Exercise goal:
Of all the lines in this material, how many have the word "WORLD"? Give only the number.

----------------------------------------

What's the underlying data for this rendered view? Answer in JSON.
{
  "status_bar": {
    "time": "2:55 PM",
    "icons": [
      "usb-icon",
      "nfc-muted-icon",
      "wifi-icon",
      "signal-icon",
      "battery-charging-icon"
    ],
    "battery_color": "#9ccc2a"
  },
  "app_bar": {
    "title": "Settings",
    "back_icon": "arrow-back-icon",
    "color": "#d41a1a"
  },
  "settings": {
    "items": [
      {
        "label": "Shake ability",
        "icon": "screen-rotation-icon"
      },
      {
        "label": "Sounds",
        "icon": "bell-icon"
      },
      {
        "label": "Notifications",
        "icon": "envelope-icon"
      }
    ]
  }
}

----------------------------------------

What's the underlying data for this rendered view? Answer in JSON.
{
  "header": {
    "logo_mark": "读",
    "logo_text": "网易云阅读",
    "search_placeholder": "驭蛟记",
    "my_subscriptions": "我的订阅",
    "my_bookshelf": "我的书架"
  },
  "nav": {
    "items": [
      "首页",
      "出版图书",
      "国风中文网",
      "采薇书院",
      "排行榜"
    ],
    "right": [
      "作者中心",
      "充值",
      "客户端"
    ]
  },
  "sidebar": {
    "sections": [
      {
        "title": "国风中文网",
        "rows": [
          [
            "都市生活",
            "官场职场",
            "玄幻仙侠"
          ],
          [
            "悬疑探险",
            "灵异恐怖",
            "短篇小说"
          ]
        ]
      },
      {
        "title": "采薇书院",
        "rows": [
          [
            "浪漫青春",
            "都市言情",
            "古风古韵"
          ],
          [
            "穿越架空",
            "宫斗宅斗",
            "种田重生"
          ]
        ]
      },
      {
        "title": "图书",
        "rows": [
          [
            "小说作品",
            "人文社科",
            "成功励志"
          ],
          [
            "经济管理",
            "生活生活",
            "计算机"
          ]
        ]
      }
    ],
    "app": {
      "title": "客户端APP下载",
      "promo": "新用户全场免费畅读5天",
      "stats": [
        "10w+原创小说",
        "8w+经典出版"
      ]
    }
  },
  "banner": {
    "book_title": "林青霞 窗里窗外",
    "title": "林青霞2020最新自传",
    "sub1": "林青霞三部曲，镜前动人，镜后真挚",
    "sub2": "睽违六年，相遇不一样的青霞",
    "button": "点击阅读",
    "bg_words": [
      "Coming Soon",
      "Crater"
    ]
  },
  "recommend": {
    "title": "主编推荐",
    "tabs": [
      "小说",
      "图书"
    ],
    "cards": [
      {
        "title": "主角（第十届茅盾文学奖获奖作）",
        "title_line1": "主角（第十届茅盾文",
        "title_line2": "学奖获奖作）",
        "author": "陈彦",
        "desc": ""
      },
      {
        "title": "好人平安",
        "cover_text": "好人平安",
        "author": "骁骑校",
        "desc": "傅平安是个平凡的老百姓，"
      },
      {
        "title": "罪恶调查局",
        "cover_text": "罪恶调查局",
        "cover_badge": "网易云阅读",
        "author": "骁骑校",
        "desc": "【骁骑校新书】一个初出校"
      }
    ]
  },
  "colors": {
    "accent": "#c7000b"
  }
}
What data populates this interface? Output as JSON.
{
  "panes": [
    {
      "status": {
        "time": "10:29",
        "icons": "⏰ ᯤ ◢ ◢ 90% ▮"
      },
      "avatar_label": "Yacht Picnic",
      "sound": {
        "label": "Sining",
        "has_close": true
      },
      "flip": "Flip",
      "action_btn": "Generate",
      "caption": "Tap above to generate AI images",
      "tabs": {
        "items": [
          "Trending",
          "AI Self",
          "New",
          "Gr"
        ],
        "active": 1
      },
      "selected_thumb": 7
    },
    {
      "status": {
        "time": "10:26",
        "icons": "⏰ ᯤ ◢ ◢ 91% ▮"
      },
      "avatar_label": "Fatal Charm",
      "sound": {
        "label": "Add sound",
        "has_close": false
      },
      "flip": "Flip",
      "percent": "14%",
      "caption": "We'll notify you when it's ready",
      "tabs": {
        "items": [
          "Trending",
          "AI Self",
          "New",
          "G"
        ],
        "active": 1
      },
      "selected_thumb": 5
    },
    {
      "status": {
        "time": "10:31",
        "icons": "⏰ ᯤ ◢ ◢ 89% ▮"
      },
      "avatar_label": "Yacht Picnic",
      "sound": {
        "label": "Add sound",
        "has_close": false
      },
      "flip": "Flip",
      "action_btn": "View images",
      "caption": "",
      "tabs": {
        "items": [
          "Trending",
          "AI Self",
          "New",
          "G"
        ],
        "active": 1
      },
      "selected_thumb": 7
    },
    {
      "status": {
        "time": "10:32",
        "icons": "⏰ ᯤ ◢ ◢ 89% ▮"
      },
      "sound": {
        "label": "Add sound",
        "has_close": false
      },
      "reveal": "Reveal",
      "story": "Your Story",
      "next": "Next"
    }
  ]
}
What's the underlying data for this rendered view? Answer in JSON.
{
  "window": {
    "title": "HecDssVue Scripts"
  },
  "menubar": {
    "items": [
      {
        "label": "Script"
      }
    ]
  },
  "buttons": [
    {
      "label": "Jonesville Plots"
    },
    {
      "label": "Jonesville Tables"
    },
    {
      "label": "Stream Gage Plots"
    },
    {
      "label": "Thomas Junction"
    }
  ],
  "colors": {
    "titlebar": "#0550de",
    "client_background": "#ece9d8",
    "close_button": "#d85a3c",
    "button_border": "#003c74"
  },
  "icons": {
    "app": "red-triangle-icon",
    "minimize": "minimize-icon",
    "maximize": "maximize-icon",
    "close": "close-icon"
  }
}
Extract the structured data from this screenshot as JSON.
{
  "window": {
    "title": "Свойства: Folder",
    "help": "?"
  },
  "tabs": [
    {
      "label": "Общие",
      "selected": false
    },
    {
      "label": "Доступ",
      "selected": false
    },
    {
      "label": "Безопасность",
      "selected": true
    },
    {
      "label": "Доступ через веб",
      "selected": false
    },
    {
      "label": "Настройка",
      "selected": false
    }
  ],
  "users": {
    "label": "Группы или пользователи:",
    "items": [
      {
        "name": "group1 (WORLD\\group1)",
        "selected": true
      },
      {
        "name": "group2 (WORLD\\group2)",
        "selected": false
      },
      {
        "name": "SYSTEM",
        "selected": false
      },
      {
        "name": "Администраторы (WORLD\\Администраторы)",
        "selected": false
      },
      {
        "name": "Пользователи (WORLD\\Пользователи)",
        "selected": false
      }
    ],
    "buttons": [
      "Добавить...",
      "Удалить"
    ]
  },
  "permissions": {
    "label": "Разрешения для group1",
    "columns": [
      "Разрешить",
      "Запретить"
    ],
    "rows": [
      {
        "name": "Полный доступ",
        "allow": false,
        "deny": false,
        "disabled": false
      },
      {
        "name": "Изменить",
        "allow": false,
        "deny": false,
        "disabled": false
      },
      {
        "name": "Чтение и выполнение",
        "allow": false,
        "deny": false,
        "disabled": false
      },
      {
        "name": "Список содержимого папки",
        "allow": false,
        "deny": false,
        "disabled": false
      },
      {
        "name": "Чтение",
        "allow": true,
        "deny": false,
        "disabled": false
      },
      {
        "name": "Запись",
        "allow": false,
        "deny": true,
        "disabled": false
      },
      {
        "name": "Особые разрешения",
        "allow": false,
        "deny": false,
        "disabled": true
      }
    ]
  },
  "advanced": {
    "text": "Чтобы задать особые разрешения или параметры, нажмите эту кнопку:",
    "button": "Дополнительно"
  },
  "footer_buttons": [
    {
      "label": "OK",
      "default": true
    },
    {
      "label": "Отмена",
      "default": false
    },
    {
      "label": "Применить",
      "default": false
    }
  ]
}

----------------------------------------

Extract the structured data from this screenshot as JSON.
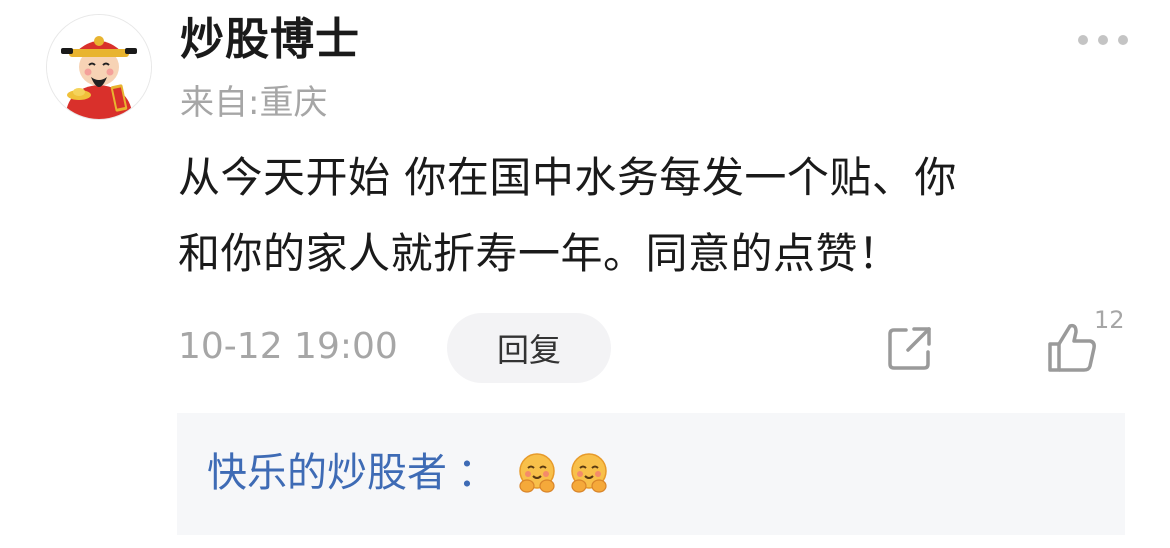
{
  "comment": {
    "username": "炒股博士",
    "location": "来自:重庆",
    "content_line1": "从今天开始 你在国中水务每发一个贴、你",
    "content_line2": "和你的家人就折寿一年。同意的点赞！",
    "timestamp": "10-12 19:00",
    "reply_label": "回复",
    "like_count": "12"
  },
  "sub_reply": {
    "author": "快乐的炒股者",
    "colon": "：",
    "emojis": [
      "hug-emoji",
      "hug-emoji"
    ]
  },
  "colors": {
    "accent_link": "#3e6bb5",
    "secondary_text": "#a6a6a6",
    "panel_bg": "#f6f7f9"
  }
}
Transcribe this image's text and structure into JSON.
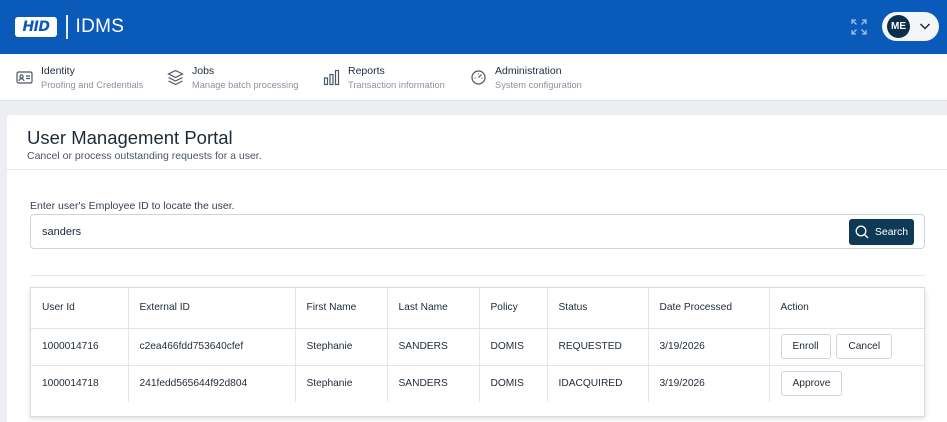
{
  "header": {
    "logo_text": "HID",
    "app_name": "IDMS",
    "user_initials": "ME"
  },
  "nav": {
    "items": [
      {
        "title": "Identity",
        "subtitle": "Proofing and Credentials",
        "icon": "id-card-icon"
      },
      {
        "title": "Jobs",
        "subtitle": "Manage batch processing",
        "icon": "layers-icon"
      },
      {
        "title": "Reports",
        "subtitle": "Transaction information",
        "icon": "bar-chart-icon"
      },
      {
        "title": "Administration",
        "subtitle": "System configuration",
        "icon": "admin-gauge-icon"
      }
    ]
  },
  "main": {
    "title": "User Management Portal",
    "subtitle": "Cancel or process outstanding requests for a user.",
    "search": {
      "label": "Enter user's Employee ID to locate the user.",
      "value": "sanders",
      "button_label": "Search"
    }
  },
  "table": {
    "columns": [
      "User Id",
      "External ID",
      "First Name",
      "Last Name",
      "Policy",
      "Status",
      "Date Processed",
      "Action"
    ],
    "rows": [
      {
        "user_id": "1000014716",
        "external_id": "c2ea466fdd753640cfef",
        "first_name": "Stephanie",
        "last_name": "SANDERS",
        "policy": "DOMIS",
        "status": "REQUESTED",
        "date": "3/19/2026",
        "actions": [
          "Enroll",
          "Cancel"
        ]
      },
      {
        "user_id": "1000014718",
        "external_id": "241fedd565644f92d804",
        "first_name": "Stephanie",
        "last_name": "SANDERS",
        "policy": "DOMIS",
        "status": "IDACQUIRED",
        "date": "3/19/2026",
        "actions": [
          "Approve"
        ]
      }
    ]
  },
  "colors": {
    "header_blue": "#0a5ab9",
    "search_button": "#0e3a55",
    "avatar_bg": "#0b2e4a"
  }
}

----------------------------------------

Response for this exercise:
4